#### [Exercise brief]
The entries that follow need to be printed exactly as they are, minus any pictures.

Segment Open

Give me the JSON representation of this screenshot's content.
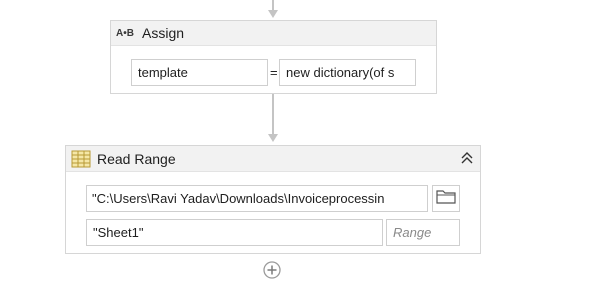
{
  "assign": {
    "title": "Assign",
    "icon_glyph": "A•B",
    "icon": "assign-icon",
    "left_value": "template",
    "operator": "=",
    "right_value": "new dictionary(of s"
  },
  "read_range": {
    "title": "Read Range",
    "icon": "spreadsheet-icon",
    "collapse_icon": "chevron-double-up-icon",
    "workbook_path": "\"C:\\Users\\Ravi Yadav\\Downloads\\Invoiceprocessin",
    "browse_icon": "folder-icon",
    "sheet_name": "\"Sheet1\"",
    "range_placeholder": "Range"
  },
  "add_activity_icon": "add-circle-icon",
  "colors": {
    "connector": "#c4c4c4",
    "header_bg": "#f2f2f2",
    "border": "#d6d6d6",
    "spreadsheet_icon": "#c8b04a"
  }
}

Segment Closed

#### [Answer to this exercise]
Give me the JSON representation of this screenshot's content.
{
  "assign": {
    "title": "Assign",
    "icon_glyph": "A•B",
    "icon": "assign-icon",
    "left_value": "template",
    "operator": "=",
    "right_value": "new dictionary(of s"
  },
  "read_range": {
    "title": "Read Range",
    "icon": "spreadsheet-icon",
    "collapse_icon": "chevron-double-up-icon",
    "workbook_path": "\"C:\\Users\\Ravi Yadav\\Downloads\\Invoiceprocessin",
    "browse_icon": "folder-icon",
    "sheet_name": "\"Sheet1\"",
    "range_placeholder": "Range"
  },
  "add_activity_icon": "add-circle-icon",
  "colors": {
    "connector": "#c4c4c4",
    "header_bg": "#f2f2f2",
    "border": "#d6d6d6",
    "spreadsheet_icon": "#c8b04a"
  }
}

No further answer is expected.